This meant that other people had more secure claims upon the throne of England. Even in her own day, Elizabeth was much mocked in England and across Europe for her virgin status. Sixteenth Century attitudes viewed a woman who would not be guided by the strong hand of a husband as unnatural and highly suspect (think of “Kate” in Shakespeare’s THE TAMING OF THE SHREW). In fact, there was something positively un-godly about a woman exercising power without a husband’s restraint, and the same could be said of early 19th Century attitudes towards women.
Elizabeth’s flirtations with Robert Dudley, Earl of Leicester, and his stepson Robert Devereux, Earl of Essex (among others), opened her to the charge of wantonness. She became the almost comic stereotype of the aging woman: rouged, powdered and bewigged in an attempt to hold back the ravages of time; still slave to her passions, a figure of ridicule, as well of tragedy. Her death was a cause for rejoicing throughout Catholic Europe.
This would have been the orthodoxy that Donizetti inherited about Queen Elizabeth.

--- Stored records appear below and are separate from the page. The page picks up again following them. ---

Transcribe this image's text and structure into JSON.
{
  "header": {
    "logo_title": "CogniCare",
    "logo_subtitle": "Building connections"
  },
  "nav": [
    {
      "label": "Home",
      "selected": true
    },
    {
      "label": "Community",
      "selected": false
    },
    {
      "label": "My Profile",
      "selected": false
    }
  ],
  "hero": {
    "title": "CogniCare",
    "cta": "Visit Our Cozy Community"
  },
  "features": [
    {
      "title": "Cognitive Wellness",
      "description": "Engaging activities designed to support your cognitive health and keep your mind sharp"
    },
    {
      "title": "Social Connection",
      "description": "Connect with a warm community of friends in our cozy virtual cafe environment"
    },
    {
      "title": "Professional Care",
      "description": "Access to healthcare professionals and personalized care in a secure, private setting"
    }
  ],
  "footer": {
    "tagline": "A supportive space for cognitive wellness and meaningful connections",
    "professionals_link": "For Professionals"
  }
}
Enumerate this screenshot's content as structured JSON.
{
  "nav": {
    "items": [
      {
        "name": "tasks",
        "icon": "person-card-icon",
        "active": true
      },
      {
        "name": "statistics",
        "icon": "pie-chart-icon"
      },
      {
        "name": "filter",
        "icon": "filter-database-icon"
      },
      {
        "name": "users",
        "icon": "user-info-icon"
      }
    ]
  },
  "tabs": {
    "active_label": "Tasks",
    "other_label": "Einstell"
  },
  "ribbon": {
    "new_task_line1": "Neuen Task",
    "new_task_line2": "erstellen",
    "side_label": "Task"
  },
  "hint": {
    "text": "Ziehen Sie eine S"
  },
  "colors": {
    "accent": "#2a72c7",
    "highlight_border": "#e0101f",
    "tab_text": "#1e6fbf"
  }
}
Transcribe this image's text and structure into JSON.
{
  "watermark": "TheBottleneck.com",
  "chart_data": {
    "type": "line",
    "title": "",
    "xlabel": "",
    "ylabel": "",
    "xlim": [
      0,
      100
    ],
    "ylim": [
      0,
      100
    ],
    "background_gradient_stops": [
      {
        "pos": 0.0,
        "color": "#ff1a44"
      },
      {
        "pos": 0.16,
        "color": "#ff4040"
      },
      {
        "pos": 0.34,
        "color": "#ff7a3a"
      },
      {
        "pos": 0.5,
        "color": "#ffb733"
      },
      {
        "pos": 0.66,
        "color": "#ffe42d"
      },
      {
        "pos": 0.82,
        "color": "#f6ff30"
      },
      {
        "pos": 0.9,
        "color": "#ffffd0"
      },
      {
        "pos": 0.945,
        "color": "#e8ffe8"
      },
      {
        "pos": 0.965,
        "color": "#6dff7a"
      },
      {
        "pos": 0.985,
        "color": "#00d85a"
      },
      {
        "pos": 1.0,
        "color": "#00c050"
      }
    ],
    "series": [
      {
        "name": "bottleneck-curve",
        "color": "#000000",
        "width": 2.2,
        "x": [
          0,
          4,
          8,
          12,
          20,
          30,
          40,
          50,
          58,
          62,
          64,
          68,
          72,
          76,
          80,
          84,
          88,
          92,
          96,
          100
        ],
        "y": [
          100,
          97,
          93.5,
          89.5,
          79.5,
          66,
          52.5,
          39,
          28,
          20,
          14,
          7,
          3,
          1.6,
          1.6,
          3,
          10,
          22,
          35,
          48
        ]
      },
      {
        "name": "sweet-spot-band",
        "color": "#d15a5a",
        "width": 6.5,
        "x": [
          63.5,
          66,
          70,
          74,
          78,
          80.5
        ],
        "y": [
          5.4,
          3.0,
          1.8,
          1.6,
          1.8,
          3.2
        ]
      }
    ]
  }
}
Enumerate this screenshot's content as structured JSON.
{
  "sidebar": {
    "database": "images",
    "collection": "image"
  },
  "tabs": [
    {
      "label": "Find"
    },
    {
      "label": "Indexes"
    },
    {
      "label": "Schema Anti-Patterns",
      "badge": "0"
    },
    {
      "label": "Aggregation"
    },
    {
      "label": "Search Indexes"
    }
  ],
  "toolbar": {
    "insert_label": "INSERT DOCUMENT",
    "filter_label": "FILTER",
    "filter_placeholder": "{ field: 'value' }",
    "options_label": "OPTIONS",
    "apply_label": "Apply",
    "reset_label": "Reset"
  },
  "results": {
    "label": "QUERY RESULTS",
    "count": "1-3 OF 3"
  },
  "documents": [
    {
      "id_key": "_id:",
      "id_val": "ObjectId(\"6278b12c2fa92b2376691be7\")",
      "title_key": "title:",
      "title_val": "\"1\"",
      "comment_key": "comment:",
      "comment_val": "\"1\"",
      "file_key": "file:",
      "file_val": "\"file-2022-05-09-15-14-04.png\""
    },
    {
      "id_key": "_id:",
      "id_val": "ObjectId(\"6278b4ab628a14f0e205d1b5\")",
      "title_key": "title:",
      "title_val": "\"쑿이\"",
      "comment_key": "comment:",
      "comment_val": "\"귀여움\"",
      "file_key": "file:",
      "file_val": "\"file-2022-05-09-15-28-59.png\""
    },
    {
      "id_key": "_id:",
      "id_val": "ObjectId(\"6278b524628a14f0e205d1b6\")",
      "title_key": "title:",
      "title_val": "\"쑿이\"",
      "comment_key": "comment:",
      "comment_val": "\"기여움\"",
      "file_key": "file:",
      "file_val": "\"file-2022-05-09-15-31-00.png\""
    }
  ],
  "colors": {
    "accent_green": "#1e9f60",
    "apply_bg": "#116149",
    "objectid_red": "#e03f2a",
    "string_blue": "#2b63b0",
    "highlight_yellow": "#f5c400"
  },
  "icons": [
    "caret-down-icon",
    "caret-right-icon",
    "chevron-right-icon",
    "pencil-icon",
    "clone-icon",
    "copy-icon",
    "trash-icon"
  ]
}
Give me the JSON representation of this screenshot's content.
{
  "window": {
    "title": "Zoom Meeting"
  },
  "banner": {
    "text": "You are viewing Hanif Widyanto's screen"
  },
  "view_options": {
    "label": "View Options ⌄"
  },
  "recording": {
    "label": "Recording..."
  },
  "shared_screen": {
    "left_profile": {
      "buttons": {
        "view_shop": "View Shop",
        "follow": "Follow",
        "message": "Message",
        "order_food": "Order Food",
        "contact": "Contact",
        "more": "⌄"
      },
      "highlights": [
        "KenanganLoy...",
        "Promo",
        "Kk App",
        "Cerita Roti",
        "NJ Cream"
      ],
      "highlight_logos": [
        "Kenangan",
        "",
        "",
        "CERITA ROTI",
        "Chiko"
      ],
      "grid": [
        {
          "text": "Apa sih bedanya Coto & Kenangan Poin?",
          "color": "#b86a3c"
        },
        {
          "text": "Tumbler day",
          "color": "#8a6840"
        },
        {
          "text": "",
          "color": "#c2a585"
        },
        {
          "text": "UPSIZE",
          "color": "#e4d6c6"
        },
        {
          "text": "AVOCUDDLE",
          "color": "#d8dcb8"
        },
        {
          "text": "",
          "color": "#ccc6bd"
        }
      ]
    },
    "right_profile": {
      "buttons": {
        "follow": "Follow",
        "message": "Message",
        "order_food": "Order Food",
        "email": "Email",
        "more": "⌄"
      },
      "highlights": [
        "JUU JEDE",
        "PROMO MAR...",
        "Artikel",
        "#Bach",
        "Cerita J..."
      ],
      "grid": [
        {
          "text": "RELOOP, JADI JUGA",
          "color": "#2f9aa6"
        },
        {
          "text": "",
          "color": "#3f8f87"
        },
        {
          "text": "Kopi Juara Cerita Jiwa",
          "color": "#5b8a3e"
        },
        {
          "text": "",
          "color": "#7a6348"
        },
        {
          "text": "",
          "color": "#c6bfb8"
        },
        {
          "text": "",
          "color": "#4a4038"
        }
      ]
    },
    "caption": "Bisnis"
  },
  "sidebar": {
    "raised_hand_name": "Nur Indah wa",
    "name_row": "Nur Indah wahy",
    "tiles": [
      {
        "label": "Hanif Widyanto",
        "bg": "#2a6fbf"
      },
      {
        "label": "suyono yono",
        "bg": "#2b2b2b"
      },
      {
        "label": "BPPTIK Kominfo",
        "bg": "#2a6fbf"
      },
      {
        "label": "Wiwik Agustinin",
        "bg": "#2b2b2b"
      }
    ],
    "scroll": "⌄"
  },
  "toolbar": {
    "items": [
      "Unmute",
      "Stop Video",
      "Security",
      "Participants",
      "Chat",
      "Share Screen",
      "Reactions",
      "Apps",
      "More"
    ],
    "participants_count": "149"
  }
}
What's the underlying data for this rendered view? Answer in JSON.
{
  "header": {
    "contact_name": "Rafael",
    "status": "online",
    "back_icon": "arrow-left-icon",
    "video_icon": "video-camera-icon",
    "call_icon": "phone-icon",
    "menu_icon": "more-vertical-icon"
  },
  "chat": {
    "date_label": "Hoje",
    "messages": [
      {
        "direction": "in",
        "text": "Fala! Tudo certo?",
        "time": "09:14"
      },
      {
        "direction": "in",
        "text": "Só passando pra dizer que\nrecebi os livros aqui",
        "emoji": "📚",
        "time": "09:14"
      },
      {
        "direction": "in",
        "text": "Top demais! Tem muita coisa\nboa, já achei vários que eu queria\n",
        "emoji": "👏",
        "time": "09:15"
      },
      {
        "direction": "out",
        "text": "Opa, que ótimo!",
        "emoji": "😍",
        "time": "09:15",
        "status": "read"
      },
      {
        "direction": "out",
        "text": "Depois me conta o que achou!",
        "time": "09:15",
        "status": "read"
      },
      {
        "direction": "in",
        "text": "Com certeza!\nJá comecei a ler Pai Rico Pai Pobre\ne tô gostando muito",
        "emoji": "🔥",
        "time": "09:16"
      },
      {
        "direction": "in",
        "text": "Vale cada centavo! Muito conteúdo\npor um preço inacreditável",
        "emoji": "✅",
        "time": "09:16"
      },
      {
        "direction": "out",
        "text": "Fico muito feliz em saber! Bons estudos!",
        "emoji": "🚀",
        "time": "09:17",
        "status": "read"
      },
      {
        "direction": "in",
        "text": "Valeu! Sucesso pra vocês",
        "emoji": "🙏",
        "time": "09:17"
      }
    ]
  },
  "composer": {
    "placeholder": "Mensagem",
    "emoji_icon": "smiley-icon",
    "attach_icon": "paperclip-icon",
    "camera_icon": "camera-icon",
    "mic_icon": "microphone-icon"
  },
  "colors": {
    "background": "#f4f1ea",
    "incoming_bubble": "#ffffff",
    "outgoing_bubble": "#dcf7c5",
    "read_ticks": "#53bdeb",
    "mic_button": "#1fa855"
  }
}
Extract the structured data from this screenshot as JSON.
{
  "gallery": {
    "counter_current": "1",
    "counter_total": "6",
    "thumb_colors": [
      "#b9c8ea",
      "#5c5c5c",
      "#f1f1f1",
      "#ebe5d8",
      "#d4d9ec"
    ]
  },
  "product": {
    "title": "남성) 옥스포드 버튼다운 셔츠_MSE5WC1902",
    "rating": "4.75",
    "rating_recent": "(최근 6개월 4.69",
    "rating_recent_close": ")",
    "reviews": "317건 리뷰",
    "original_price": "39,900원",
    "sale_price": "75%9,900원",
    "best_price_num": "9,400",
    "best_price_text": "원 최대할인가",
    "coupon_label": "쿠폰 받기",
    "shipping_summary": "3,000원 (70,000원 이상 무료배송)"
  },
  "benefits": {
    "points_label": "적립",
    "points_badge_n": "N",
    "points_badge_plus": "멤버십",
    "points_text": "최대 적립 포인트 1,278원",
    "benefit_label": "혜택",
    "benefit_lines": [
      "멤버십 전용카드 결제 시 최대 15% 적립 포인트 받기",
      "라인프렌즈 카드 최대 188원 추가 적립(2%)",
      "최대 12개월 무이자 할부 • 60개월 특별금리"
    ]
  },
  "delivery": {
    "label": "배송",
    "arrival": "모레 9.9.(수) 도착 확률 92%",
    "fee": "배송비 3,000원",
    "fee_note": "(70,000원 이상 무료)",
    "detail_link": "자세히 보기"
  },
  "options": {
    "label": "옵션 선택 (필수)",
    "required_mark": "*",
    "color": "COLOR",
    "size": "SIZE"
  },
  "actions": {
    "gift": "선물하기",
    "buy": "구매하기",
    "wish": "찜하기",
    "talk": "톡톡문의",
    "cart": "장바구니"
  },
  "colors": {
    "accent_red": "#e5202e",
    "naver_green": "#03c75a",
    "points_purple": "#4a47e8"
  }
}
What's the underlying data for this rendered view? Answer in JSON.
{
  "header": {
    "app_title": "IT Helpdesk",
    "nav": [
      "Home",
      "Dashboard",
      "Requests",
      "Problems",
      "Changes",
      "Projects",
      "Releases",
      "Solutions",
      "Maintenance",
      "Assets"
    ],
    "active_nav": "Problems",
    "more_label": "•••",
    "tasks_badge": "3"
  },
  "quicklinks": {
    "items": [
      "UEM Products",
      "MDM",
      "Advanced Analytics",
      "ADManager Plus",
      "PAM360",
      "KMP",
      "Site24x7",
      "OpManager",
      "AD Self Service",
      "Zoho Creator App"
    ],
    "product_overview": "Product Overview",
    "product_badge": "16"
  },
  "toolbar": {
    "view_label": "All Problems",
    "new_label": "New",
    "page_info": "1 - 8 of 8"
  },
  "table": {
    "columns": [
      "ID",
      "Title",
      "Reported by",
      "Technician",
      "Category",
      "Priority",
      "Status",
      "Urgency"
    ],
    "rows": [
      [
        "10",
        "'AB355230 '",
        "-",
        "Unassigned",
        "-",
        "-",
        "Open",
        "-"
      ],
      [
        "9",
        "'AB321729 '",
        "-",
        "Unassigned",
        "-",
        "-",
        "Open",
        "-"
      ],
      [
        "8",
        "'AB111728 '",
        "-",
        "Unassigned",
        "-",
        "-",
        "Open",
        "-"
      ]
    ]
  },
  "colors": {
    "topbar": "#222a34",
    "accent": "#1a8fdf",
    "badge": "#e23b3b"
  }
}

When the Dallas Opera asked me if I was interested in directing Donizetti’s Tudor trilogy—Anna Bolena, Maria Stuarda and Roberto Devereux—using a design common to all three; I was attracted by the possibility of creating a chronicle of the life of Elizabeth along the lines of Shakespeare’s history cycles (HENRY THE FORTH and HENRY THE SIXTH) or Mussorgsky’s Boris Godunov. It is not as far-fetched as it may sound: the historical Boris was a contemporary of Elizabeth and had dealings with her. The operatic Boris is consciously modelled on Shakespeare’s history cycles.
This may sound strange, given that Elizabeth doesn’t appear in the first part of the trilogy, is a secondary character in the middle section and is not even given the title role in the third! Yet, individually, the operas reveal many aspects and incidents in Elizabeth’s life (as did other 19th Century operas by Rossini and other composers) and intriguing facets of her character. Together, they paint a much more complete—if historically inaccurate—portrait.
Donizetti’s skill in creating a consistent character over the course of the second and third operas (without any documentary evidence to indicate that it was deliberate) is considerable and draws together the seemingly contradictory traditions mentioned above, seamlessly. The composer creates a character that is, by turns, witty and wilful, commanding and vulnerable, politically astute and personally unsure; a woman in charge of the destiny of her country but incapable of ruling her own heart.
Intriguingly, by presenting her love in both operas as the two Roberts (Dudley, Earl of Leicester and his stepson Devereux, Earl of Essex) Donizetti creates the idea of a woman trying to recapture the earlier magic of her love for the first Robert with the much-less-worthy second. By depicting the collapse of the marriage of Elizabeth’s parents in Anna Bolena to such devastating effect, he also provides a possible motive for Elizabeth’s decision never to consent to marriage.
The title of the last opera in the trilogy may be Roberto Devereux, but, its extended final scene for Elizabeth (as William Ashbrook rightly comments is comparable to anything in Norma) provides a suitable epitaph for the character who has dominated this trilogy—Elizabeth the First of England.
British director Stephen Lawless is staging this Dallas Opera premiere.